“I know what I want to do with the money,” 10-year-old Chloe Fruth told her mom, Staci.
They were in the pickup truck, on the way to a barrel racing competition. The money she was referring to was a gift from a family that had held a fundraiser a few years earlier to help cover Chloe’s cancer treatment. When the Fruths received word of the gift, they wanted it to go to a child whose family didn’t have the means to pay for medical care. But the funds had already been designated to Chloe. So Staci and husband Pat tucked the money away, promising Chloe she could decide what to do with it when she was a little older.

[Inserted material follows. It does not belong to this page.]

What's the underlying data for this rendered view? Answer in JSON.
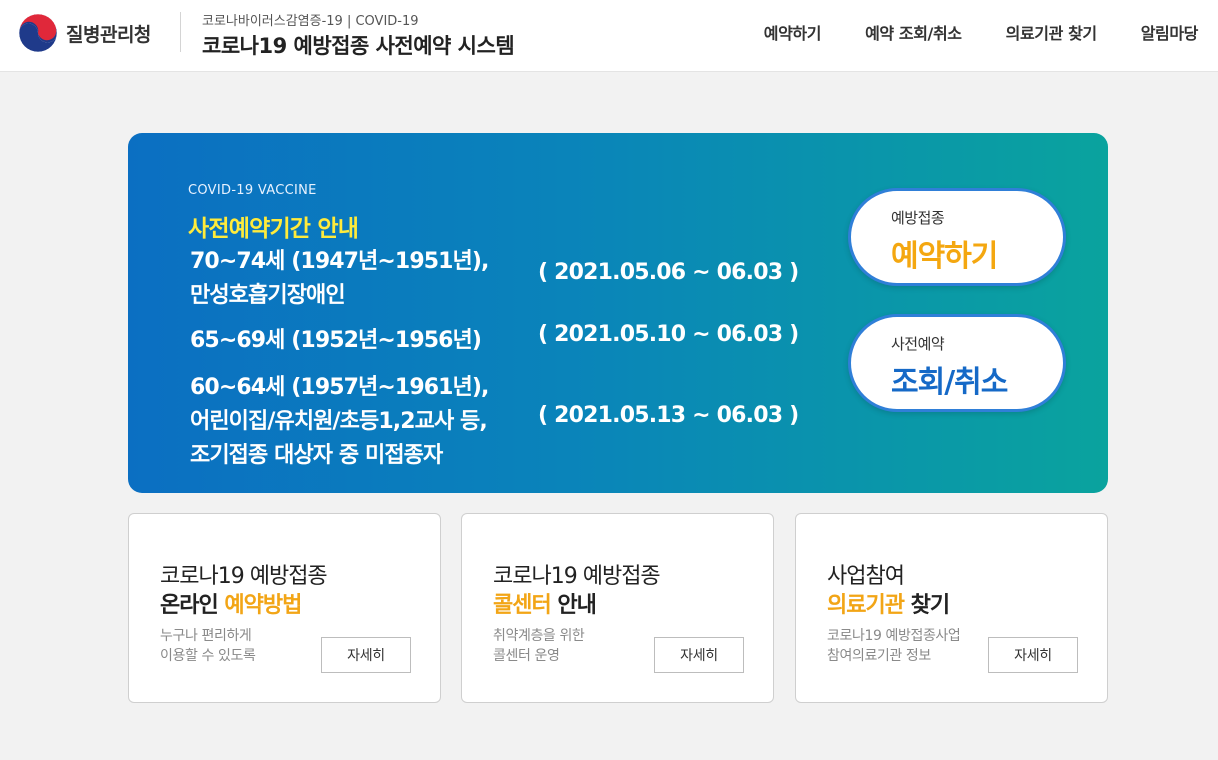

Chloe was first diagnosed with leukemia at age 4. At the time, a prize from her favorite nurse at Children’s Hospital of Minnesota, Lori Ellingson, would have a lasting impact. Nurse Lori promised Chloe a trophy when she completed an extraordinarily painful part of her treatment plan. She’d seen lots of kids battle the horrific disease but was struck by Chloe’s determination and sense of humor through it all. And her love of horses. There was lots of talk of horses during Chloe’s two and a half years of intense chemotherapy and hospital stays. Chloe had received her first horse at age 3—the year before she was diagnosed with cancer. She won her first barrel race at age 5—even while going through treatment.
The trophy from Nurse Lori—a seemingly small token of support—gave a little girl something to look forward to. It gave her hope.
When she was 7, cancer returned in Chloe’s central nervous system (her spine and brain). Her treatment this time was a bone marrow transplant at the University of Minnesota. That was when the Winkelman family in St. Cloud, Minnesota held a fundraising barrel race in Chloe’s honor, raising the money for treatment.
Chloe bravely endured the intensive therapy and went on to become the world barrel racing champion at age 10. Her special gift was connecting with horses. She was on her way to compete when the idea for Chloe’s Courage Fund emerged. “I want to give kids going through chemo courage trophies, like the one Lori gave me,” Chloe told her mom in the truck that day. Staci wholeheartedly agreed. They took the money in Chloe’s gifted savings account and purchased trophies to present to kids battling cancer at Children’s Hospital in Minneapolis.
Chloe’s desire to give back continued to grow.
She blossomed into a compassionate young woman who, when she wasn’t spending time with her beloved horses, raised funds and awareness for childhood cancer. She excelled in school, planned on pursuing a medical career, and earned a 4.22 grade point average. And then, when she was a high school sophomore, the cancer came back in the form of a brain tumor. Chloe bounced back quickly from brain surgery and endured several rounds of chemotherapy and radiation over the next six weeks. But this time the treatment didn’t work. When the doctor told Chloe that 999 out of a thousand people with her same diagnosis lose their battle, she quickly replied, “I can be the one!”
While the Fruths remained optimistic, it soon became apparent Chloe was dying. They decided to spend every last moment enjoying life together. They planned a trip for the entire family—Chloe, brother Bridger, mom and dad—something that was rare. Chloe and Staci usually did most of the traveling just the two of them, heading to Texas often for barrel racing competitions. But in the Bahamas, Chloe spent carefree time with her whole family—enjoying water slides and swimming with dolphins and sea lions.
When they returned home, Chloe had one dying wish for her family: Continue awarding trophies to kids fighting cancer.
In 2012, at age 16, Chloe passed away peacefully with loved ones by her side. Soon after, Staci and Pat officially launched Chloe’s Courage Fund. With the support of a devoted board of directors and newly appointed executive director, Chloe’s Courage Fund continues to carry on their beloved daughter’s vision to make the lives of kids battling life-threatening illness—and their families—a little better.